A word-for-word printout of the listing below is needed.

- DATA UNDER STUDY -
————————
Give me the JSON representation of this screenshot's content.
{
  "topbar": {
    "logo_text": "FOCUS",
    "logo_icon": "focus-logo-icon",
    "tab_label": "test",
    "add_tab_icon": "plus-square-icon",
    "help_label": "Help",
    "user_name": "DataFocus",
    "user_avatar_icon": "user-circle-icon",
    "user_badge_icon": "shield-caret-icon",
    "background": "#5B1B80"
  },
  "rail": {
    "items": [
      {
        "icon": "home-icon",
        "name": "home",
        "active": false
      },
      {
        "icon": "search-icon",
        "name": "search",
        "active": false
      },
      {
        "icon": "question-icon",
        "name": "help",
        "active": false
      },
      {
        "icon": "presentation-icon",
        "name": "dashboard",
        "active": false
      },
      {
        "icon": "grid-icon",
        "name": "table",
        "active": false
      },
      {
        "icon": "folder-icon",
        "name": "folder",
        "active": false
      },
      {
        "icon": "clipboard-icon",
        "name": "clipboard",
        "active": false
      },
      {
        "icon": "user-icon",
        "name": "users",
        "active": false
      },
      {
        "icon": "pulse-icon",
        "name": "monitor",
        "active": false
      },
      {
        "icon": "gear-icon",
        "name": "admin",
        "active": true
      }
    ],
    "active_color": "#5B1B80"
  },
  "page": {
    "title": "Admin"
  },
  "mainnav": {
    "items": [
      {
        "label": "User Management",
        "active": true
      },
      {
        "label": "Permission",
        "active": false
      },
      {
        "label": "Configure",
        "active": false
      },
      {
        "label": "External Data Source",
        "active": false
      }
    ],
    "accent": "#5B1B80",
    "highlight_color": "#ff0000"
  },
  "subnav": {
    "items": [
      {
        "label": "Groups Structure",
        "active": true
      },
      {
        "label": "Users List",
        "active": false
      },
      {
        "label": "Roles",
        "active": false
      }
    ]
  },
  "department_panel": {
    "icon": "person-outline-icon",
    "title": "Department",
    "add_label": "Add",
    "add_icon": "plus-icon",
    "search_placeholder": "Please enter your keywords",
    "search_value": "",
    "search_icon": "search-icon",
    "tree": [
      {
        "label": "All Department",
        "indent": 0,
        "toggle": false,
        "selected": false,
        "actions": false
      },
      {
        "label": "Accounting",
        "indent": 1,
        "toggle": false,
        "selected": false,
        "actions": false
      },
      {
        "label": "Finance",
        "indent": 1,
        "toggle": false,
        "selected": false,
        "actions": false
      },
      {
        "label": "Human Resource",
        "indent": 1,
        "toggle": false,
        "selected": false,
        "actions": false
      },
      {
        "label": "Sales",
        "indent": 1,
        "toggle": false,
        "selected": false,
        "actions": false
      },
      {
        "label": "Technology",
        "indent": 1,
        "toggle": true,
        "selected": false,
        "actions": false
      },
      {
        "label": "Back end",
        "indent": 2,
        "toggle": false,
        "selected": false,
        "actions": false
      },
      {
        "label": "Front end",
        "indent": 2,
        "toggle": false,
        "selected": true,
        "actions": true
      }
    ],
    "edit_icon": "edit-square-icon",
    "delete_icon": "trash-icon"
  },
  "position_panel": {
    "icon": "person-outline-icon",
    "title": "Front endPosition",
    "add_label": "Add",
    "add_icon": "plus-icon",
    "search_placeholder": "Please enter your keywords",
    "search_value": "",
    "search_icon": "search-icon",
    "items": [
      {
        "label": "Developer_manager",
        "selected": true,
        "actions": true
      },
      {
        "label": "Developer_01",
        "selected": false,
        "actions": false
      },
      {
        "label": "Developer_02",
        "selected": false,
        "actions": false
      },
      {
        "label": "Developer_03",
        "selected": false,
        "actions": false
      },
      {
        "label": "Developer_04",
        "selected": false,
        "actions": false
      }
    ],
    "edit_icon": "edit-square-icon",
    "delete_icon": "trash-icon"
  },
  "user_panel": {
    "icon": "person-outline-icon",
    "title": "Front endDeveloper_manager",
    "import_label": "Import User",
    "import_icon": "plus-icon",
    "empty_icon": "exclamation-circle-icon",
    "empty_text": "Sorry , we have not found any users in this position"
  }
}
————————
- EXERCISE OUTPUT -
Give me the JSON representation of this screenshot's content.
{
  "topbar": {
    "logo_text": "FOCUS",
    "logo_icon": "focus-logo-icon",
    "tab_label": "test",
    "add_tab_icon": "plus-square-icon",
    "help_label": "Help",
    "user_name": "DataFocus",
    "user_avatar_icon": "user-circle-icon",
    "user_badge_icon": "shield-caret-icon",
    "background": "#5B1B80"
  },
  "rail": {
    "items": [
      {
        "icon": "home-icon",
        "name": "home",
        "active": false
      },
      {
        "icon": "search-icon",
        "name": "search",
        "active": false
      },
      {
        "icon": "question-icon",
        "name": "help",
        "active": false
      },
      {
        "icon": "presentation-icon",
        "name": "dashboard",
        "active": false
      },
      {
        "icon": "grid-icon",
        "name": "table",
        "active": false
      },
      {
        "icon": "folder-icon",
        "name": "folder",
        "active": false
      },
      {
        "icon": "clipboard-icon",
        "name": "clipboard",
        "active": false
      },
      {
        "icon": "user-icon",
        "name": "users",
        "active": false
      },
      {
        "icon": "pulse-icon",
        "name": "monitor",
        "active": false
      },
      {
        "icon": "gear-icon",
        "name": "admin",
        "active": true
      }
    ],
    "active_color": "#5B1B80"
  },
  "page": {
    "title": "Admin"
  },
  "mainnav": {
    "items": [
      {
        "label": "User Management",
        "active": true
      },
      {
        "label": "Permission",
        "active": false
      },
      {
        "label": "Configure",
        "active": false
      },
      {
        "label": "External Data Source",
        "active": false
      }
    ],
    "accent": "#5B1B80",
    "highlight_color": "#ff0000"
  },
  "subnav": {
    "items": [
      {
        "label": "Groups Structure",
        "active": true
      },
      {
        "label": "Users List",
        "active": false
      },
      {
        "label": "Roles",
        "active": false
      }
    ]
  },
  "department_panel": {
    "icon": "person-outline-icon",
    "title": "Department",
    "add_label": "Add",
    "add_icon": "plus-icon",
    "search_placeholder": "Please enter your keywords",
    "search_value": "",
    "search_icon": "search-icon",
    "tree": [
      {
        "label": "All Department",
        "indent": 0,
        "toggle": false,
        "selected": false,
        "actions": false
      },
      {
        "label": "Accounting",
        "indent": 1,
        "toggle": false,
        "selected": false,
        "actions": false
      },
      {
        "label": "Finance",
        "indent": 1,
        "toggle": false,
        "selected": false,
        "actions": false
      },
      {
        "label": "Human Resource",
        "indent": 1,
        "toggle": false,
        "selected": false,
        "actions": false
      },
      {
        "label": "Sales",
        "indent": 1,
        "toggle": false,
        "selected": false,
        "actions": false
      },
      {
        "label": "Technology",
        "indent": 1,
        "toggle": true,
        "selected": false,
        "actions": false
      },
      {
        "label": "Back end",
        "indent": 2,
        "toggle": false,
        "selected": false,
        "actions": false
      },
      {
        "label": "Front end",
        "indent": 2,
        "toggle": false,
        "selected": true,
        "actions": true
      }
    ],
    "edit_icon": "edit-square-icon",
    "delete_icon": "trash-icon"
  },
  "position_panel": {
    "icon": "person-outline-icon",
    "title": "Front endPosition",
    "add_label": "Add",
    "add_icon": "plus-icon",
    "search_placeholder": "Please enter your keywords",
    "search_value": "",
    "search_icon": "search-icon",
    "items": [
      {
        "label": "Developer_manager",
        "selected": true,
        "actions": true
      },
      {
        "label": "Developer_01",
        "selected": false,
        "actions": false
      },
      {
        "label": "Developer_02",
        "selected": false,
        "actions": false
      },
      {
        "label": "Developer_03",
        "selected": false,
        "actions": false
      },
      {
        "label": "Developer_04",
        "selected": false,
        "actions": false
      }
    ],
    "edit_icon": "edit-square-icon",
    "delete_icon": "trash-icon"
  },
  "user_panel": {
    "icon": "person-outline-icon",
    "title": "Front endDeveloper_manager",
    "import_label": "Import User",
    "import_icon": "plus-icon",
    "empty_icon": "exclamation-circle-icon",
    "empty_text": "Sorry , we have not found any users in this position"
  }
}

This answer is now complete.